Written as a series of letters, Poor People tells the tragic tale of a petty clerk and his impossible love for a young girl. Longing to help her and her family, he sells everything he can, but his kindness leads him only into more desperate poverty, and ultimately into debauchery. As a typical "man of the underground", he serves as the embodiment of the belief that happiness can only be achieved with riches.
This work is remarkable for its vivid characterizations, especially of Dievushkin, the clerk, solely by means of his letters to the young girl and her answers to him.
©2000 Blackstone Audiobooks.
"Patrick Cullen and Julia Emlen read the letters with deep emotion, exhibiting the love, frustration, and ultimate sorrow felt by the characters. Cullen's portrayal of Dievushkin's bouts of drunkenness, as well as his frantic efforts to save Dobroselova, are marvelous and intense." (AudioFile)
"On this excellent audiobook, the epistolary format is well presented by the single-voiced first-person readings of Cullen and Emlen. Both readers express the hopeless love and rage that the two correspondents capture in their heartfelt letters." (Kliatt)
OKay in giving this one a "2" I'm also giving myself a "2." I usually like to read a book, even a classic, without background to get my immediate "Take" and then I might read more about it, background etc. if so driven. And though I've read "Crime and Punishment," I didn't know that Poor People was Doestoevsky's first work, and was not familiar with the story or what to expect. I absolutely recommend that American readers not familiar with the story-- familiarize themselves. Both because of the multiple characters involved with names that may blur together to our ears, and also because without background, the book quickly becomes tedious. I'm also not sure how well the epistolary novel translates into audio-- I think this is one of those forms that probably does better via written word vs. audio. I'll give this another try, and may append this review later if my enjoyment increases dramatically now that I've read more about the book -- but definitely recommend that anyone else who listens to this who doesn't know the background get it first!

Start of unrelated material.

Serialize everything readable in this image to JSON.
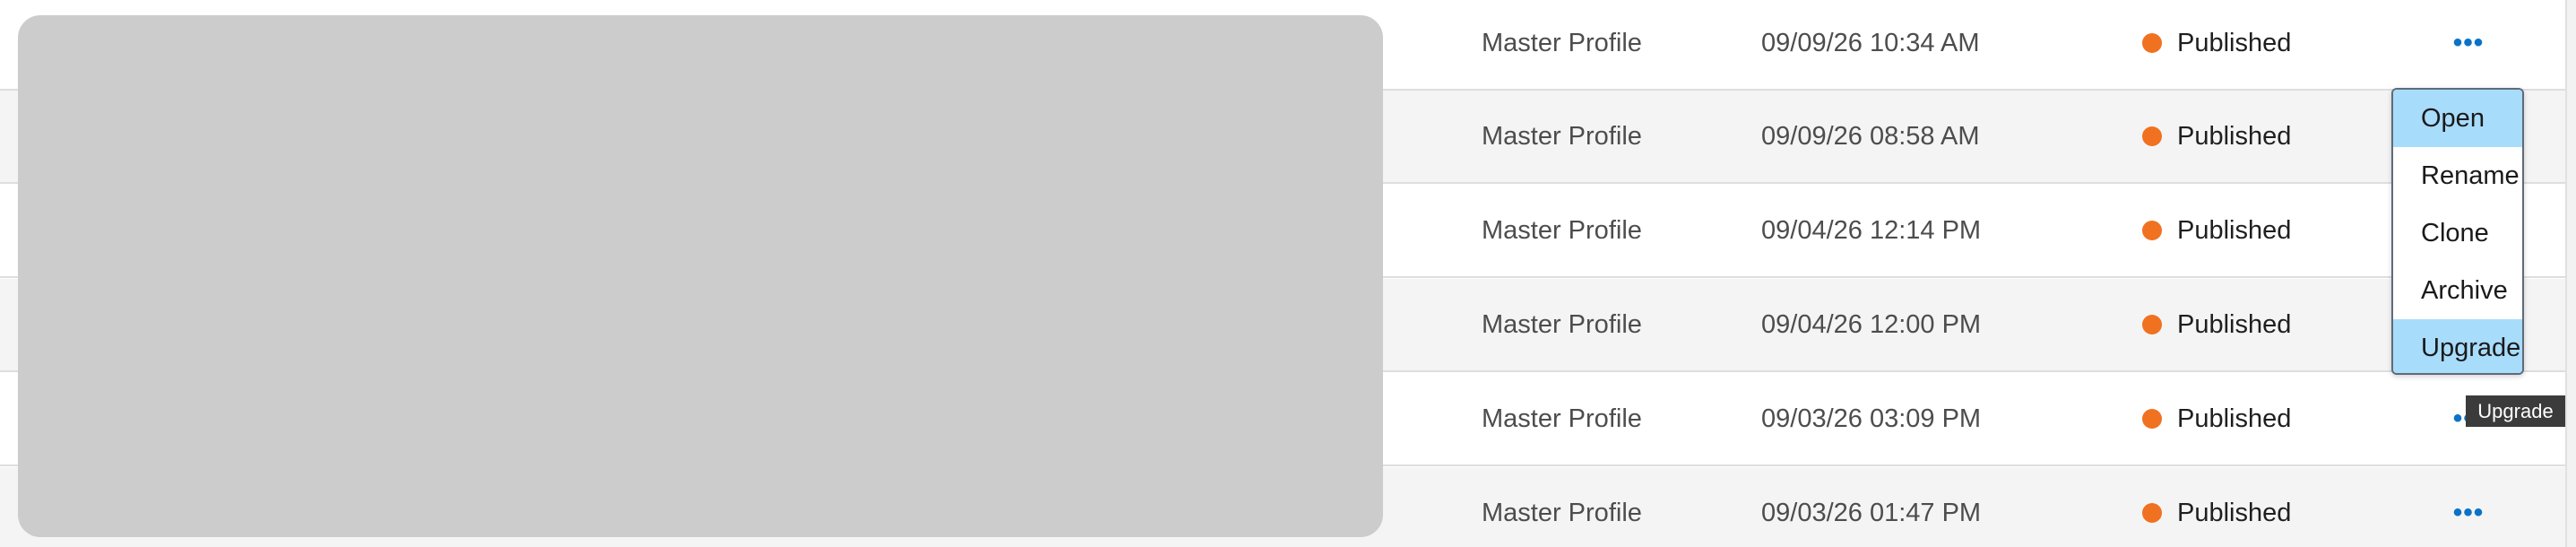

The performance is excellent. I normally dislike audio books with more than one narrator, but given that the book consists of a series of letters between two people, it is appropriate to have a separate narrator for each, and it in no way detracts from the story. I have never read the print version, but I highly recommend this version
The most memorable moment of the Novel is the final letter, which I won't spoil, but the novel is full of great characters who face circumstances derived from their social and economic class, and their personal motivations. Despite the overall somber tone of the novel, there are many moments that will make you smile and even laugh.

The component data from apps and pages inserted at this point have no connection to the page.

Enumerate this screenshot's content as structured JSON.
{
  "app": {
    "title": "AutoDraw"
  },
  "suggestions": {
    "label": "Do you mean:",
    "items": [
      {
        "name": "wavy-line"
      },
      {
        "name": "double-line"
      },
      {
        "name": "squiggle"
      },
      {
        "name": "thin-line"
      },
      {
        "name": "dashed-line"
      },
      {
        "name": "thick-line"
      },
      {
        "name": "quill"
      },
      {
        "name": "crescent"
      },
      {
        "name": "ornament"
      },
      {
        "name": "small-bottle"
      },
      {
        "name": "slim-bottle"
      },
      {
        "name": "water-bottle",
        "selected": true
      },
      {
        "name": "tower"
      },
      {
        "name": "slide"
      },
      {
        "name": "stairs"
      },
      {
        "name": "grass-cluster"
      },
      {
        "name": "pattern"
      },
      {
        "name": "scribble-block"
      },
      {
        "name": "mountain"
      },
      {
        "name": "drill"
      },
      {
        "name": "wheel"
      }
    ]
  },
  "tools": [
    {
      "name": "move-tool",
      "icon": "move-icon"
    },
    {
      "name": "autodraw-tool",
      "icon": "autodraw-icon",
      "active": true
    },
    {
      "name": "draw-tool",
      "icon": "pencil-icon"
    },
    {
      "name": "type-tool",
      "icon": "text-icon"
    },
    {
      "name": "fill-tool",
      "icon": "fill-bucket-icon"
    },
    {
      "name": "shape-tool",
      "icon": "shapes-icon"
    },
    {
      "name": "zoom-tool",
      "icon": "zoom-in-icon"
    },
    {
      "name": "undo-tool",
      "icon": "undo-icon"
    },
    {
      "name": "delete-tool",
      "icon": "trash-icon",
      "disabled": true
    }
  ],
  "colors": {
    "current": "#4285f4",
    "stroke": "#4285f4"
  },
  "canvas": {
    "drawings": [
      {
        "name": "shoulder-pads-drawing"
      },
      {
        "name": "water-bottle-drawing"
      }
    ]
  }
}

So many great scenes to choose from, but I would have to say that I most enjoyed the part where Makar is called before the chief official of the government office where he is a copyist. He is embarrassed financially, and greatly concerned over his shabby appearance. After he is reprimanded for a mistake he made with an important document, just as he is about to leave, a button falls off his worn coat and rolls to the officials feet. It may not sound particularly iconic, but it is a very strong emotional moment that speaks to the heart of Makar's character and the sacrifices he is willing to make.
I had to stop myself from litsening straight through from start to finish without a break.
For Dostoevsky fans, it's a good read. The narrator can be a bit difficult to listen to for a mere five hours, though. He has a sort of repetitious, stilted manner throughout the piece.
College English professor who loves classic literature, psychology, neurology and hates pop trash like Twilight and Fifty Shades of Grey.
Praises the purity of poverty and exposes the corrupting elements of wealth.
Artist in Northern Kentucky. Loves listening to books. My likes are history, mystery and some , and mostly writers of the twentieth century
The narrator Cullen did a fair job but his reading style interfered with my being able to believe the character.
I could see Dostoevsky in the book, but not like "Crime and punishment" or "Notes From the Underground".
Report Inappropriate Content
If you find this review inappropriate and think it should be removed from our site, let us know. This report will be reviewed by Audible and we will take appropriate action.